This year I’m choosing to blow those candles out with gratitude rather than fear, and with a tingle of anticipation at what twenty-eight is going to hold.
Twenty-eight is our own home, a castle to call our own.
Twenty-eight is an overseas adventure with my dear heart.
Twenty-eight is a million other tiny miracles to celebrate.
Twenty-eight is today.
Makes one two-layer 8-inch round cake | Serves 10-12 | Gluten Free
- 100 grams brown rice flour
- 80 grams sorghum flour
- 50 grams potato flour (potato starch)
- 50 grams almond meal
- 1 tablespoon baking powder
- 1/2 teaspoon salt
- 125 grams (1/2 cup) butter, softened
- 225 grams (1 1/4 cups) caster sugar
- Zest and juice of 1 orange (about 1 tablespoon zest and 2 tablespoons juice)
- 3 large eggs at room temperature
- 2 teaspoons vanilla extract
- 3/4 cup plain Greek/natural yoghurt
- 1/4 cup milk
- 150 grams butter, softened
- 3 cups icing sugar (ensure this is gluten free)
- 3 teaspoons vanilla extract
- 2-3 tablespoons pouring cream (or milk)

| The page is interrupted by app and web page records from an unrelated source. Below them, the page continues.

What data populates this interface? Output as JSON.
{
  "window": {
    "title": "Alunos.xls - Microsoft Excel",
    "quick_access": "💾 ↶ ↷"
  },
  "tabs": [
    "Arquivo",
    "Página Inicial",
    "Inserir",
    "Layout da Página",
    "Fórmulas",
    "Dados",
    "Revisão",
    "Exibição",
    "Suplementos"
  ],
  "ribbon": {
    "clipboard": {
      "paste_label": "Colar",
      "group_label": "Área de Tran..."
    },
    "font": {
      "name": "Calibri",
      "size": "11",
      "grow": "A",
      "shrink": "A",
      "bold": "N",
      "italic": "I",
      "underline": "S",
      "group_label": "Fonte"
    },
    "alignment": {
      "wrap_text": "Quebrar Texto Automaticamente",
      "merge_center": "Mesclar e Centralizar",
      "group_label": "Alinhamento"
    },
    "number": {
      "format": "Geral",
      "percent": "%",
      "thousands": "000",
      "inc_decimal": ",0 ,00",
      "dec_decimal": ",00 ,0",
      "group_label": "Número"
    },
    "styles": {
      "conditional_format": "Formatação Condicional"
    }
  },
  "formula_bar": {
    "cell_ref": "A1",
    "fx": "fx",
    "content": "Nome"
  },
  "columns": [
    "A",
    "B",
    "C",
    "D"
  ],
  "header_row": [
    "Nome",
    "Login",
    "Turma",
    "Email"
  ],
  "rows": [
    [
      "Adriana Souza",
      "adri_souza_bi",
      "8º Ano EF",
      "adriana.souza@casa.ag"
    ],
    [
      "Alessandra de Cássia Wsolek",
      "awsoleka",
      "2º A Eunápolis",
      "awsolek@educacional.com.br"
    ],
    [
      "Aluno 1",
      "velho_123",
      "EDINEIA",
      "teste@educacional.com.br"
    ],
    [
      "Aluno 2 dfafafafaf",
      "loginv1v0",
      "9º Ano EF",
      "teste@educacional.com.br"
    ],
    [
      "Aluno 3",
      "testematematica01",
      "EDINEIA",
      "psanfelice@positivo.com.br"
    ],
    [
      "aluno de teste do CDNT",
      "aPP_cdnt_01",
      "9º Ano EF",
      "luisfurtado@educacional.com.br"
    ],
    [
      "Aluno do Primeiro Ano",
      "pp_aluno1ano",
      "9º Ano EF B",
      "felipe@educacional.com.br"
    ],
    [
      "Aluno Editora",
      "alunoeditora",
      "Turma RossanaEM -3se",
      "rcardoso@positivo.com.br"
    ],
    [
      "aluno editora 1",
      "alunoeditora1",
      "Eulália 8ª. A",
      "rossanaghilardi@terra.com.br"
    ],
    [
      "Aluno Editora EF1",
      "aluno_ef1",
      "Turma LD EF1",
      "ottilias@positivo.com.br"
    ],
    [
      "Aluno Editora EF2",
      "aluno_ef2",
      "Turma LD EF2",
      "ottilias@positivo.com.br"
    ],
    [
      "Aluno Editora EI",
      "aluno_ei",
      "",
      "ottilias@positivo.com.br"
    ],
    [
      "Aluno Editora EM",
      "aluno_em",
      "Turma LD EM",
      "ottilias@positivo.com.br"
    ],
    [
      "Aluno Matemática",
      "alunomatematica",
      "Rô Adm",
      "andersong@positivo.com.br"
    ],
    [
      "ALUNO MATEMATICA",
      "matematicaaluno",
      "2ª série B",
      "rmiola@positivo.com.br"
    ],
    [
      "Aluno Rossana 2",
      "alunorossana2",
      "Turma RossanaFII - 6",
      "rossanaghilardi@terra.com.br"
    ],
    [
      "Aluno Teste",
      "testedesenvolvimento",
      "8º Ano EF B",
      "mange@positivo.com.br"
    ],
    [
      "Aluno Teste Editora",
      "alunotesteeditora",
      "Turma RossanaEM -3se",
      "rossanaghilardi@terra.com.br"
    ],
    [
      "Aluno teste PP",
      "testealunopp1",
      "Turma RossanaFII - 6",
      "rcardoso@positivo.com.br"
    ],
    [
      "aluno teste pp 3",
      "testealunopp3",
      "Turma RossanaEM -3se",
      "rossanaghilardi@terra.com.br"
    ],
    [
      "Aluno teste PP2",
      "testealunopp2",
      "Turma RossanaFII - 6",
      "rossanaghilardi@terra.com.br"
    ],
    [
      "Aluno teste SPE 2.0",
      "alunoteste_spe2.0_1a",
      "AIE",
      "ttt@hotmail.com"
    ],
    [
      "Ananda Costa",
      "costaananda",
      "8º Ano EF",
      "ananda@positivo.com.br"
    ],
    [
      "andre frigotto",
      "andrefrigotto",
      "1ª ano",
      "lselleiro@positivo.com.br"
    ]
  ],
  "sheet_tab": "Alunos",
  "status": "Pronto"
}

- Preheat your oven to 180C (350F) and grease two 8-inch round cake tins with extra butter. Line the bottoms with circles of baking paper. Set aside until required.
- In a medium bowl whisk together brown rice flour, sorghum flour, potato flour, almond meal, baking powder, and salt until well mixed.
- In the bowl of a stand mixer (or in a large mixing bowl) place caster sugar and orange zest. Use fingers to rub zest into sugar. This releases the oils in the zest and increases the orange flavour in the cake.
- Place softened butter into mixing bowl, and use stand mixer fitted with paddle attachment, or hand held mixer, to cream butter and orange-sugar on a medium-high speed until it reaches a light and creamy consistency, about 1-2 minutes.
- Add eggs one at a time and beat until just combined. Scrape down the sides of the bowl as required.
- Beat in vanilla extract.
- In a small bowl whisk together orange juice, yoghurt and milk.
- Turn mixer speed to low and beat in a flour mixture in three parts, alternating with the wet ingredient mixture. Scrape down the sides of the bowl as required. After the last addition, beat until smooth.
- Divide mixture equally between the two prepared tins. Level tops and then bake for 30-40 minutes. Switch the position of the pans every ten minutes. Cakes are done when the tops are slightly golden and they bounce back when lightly pressed. Check the cakes at 30 minutes, and then decide if they need the extra ten minutes.
- Remove cakes from the oven. Cool in tins for 10 minutes. Then remove and allow to cool completely before frosting.
- To make frosting. Beat butter until light and fluffy. It should be pearly and nearly white. Then add the remaining ingredients and beat until completely smooth and fluffy, about three minutes.
- To assemble cake. Place one layer on a plate or serving dish and frost with a third of the frosting. Place second layer on top and cover top and sides with remaining frosting. Use a large flat-bladed knife or a frosting palette knife to make this easy.
- Decorate with sprinkles or as desired. Store in fridge, covered for up to three days. Sit at room temperature for thirty minutes before serving.